“The firemen said there were little fires everywhere,” Lexie said. “Multiple points of origin. Possible use of accelerant. Not an accident.” (pg. 7)
I’ll be honest. I picked up this book because the cover was beautiful. Aesthetic appeal is 90% of what drives me to new titles, and when I found out I could get it cheaper at Costco than on Amazon (a rarity!), it earned me another look from my dad as I put it in our buggy. He added it to my tab *insert upside down smiley face emoji*
But Little Fires Everywhere is so much more than just a looker. It’s set in Shaker Heights, a suburb of Cleveland, Ohio, in 1998. I was immediately excited to learn more about a city that I spent very little time in while I was a student in Ohio at The Ohio State University.

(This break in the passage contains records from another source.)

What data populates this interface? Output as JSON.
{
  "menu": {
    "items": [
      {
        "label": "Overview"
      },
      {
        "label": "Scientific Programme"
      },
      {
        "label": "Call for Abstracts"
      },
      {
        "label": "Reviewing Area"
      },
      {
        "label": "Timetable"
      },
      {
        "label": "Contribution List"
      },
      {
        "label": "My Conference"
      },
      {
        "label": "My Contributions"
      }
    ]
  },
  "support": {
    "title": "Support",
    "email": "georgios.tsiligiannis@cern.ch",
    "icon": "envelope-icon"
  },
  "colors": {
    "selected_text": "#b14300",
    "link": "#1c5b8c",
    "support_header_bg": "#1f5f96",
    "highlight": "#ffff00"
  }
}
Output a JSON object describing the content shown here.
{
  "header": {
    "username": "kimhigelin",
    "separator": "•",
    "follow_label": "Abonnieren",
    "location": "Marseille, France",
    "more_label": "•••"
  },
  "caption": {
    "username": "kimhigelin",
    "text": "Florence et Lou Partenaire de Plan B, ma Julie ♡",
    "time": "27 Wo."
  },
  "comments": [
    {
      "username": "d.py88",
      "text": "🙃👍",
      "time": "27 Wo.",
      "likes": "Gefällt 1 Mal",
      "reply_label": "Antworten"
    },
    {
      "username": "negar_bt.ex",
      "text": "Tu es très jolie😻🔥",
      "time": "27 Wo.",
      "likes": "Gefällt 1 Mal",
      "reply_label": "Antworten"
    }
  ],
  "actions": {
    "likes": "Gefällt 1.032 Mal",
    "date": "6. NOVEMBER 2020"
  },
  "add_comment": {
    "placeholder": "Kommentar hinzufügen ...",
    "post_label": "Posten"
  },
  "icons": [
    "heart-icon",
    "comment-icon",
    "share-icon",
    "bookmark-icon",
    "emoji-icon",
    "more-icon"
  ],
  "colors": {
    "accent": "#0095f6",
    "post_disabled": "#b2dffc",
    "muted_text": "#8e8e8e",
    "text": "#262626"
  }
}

In this pristine community, run by an exacting set of rules both spoken and unspoken, everything is always supposed to go according to plan and bad things only happen to those who don’t follow the plan. When Mia Warren and her fifteen year old daughter, Pearl, move into Elena Richardson’s rental property, they inadvertently disrupt the perfect equilibrium that Mrs. Richardson had worked her whole life to build for herself and her family.
Mrs. Richardson’s four children, Lexie, Trip, Moody, and Izzy each develop different kinds of relationships with Mia and Pearl, and for the Richardson kids, they represent a kind of break from the rigid perfection of their world. For Moody, who first becomes the closest to Pearl as they are just each other’s age, there was a clear before and after, “and he would always be comparing the two” (21). Moody’s close comeraderie with Pearl is mirrored by Izzy’s titillating love for Mia. She sees her as the mother she’s always wanted, and her devotion to Mia grows deep.

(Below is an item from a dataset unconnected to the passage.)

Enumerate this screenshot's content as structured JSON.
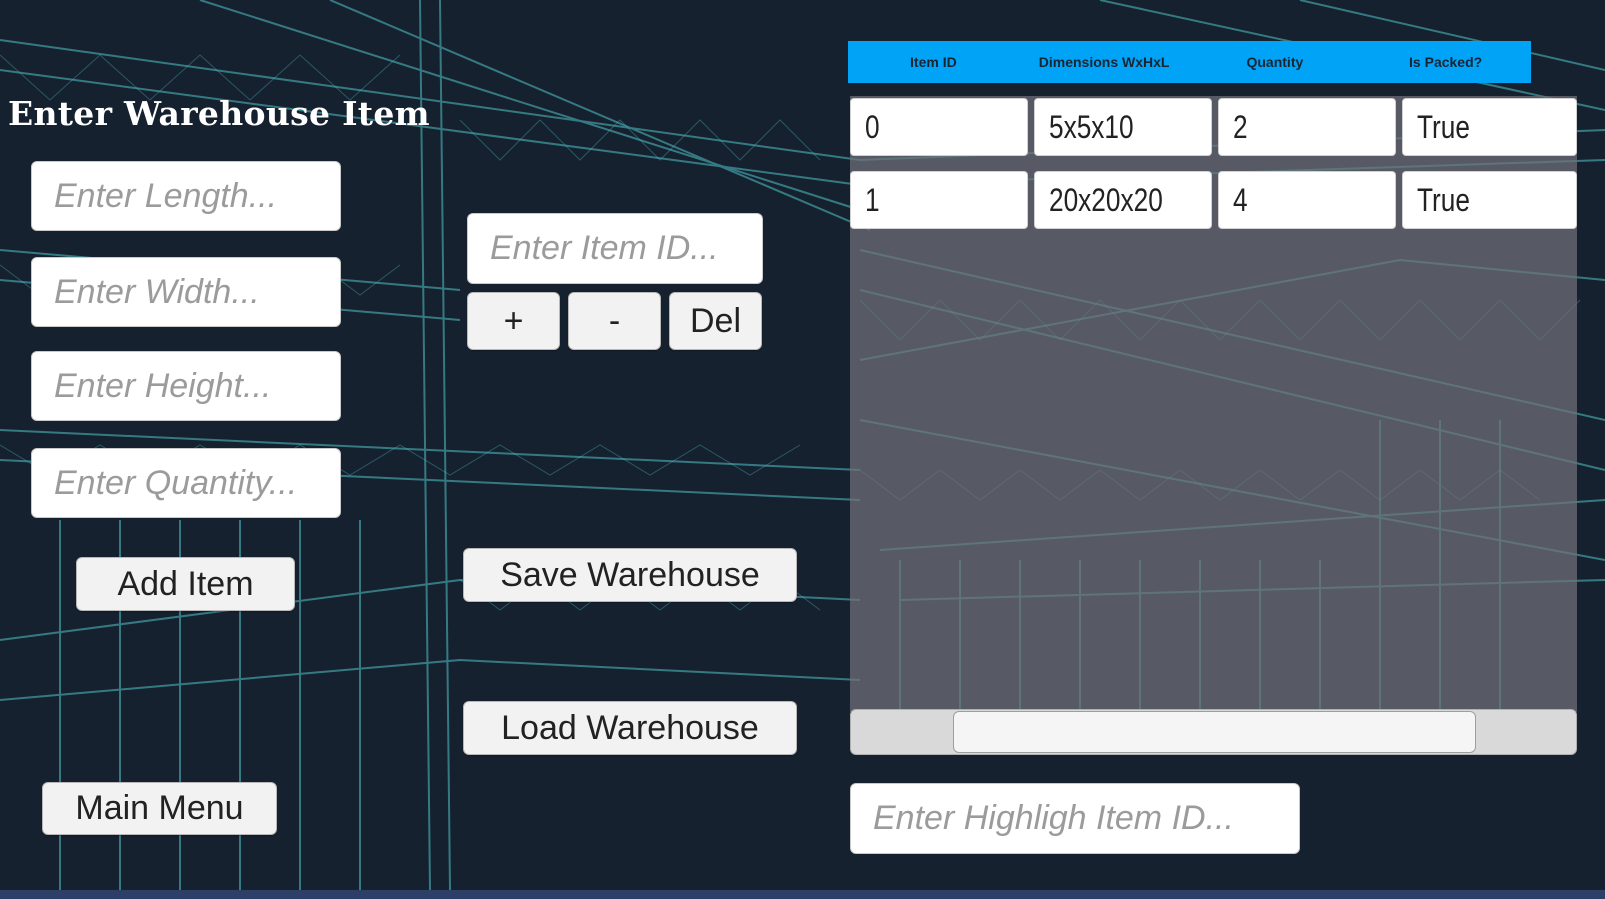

I included the quote from Lexie at the top of this because I think that it highlights the crux of the book in a very succinct way. Origin and the question of where we come from drives the conflict of the novel. Mrs. Richardson becomes obsessed with figuring Mia and Pearl out, and in her mission to expose Mia, she unearths dark truths about herself and her own family.
The lens of the novel also examines motherhood and the many forms it can take. At it’s center lie two women, both mothers, who are opposites of each other in many ways. Mrs. Richardson has worked her whole life to fulfill the exact steps of her carefully laid plans. Mia truly goes with the flow of her whims; uprooting and moving whenever an art project is finished. The women find themselves on opposing sides of a child custody battle for a Chinese American baby that divides the entire town of Shaker Heights as well, and Mrs. Richardson’s wariness of anyone who does not subscribe to her way of planning leads her even further into her investigation of Mia’s past.
Full of questions about place, identity, and family, Little Fires Everywhere is a captivating read. It examines how where and who we come from shapes our journey and who we ultimately end up becoming. Ng somehow manages to take this story about small town, suburban Ohio and apply it to a much larger picture of the world. Pick this one up folks. You definitely won’t regret it. Also, I saw on Instagram that Reese Witherspoon and Kerry Washington are bringing this title to the big screen, and I can’t wait to see how it turns out.
Have you read this book? Let me know in the comments what you thought! I wanna know if you loved it as much as I did. 🙂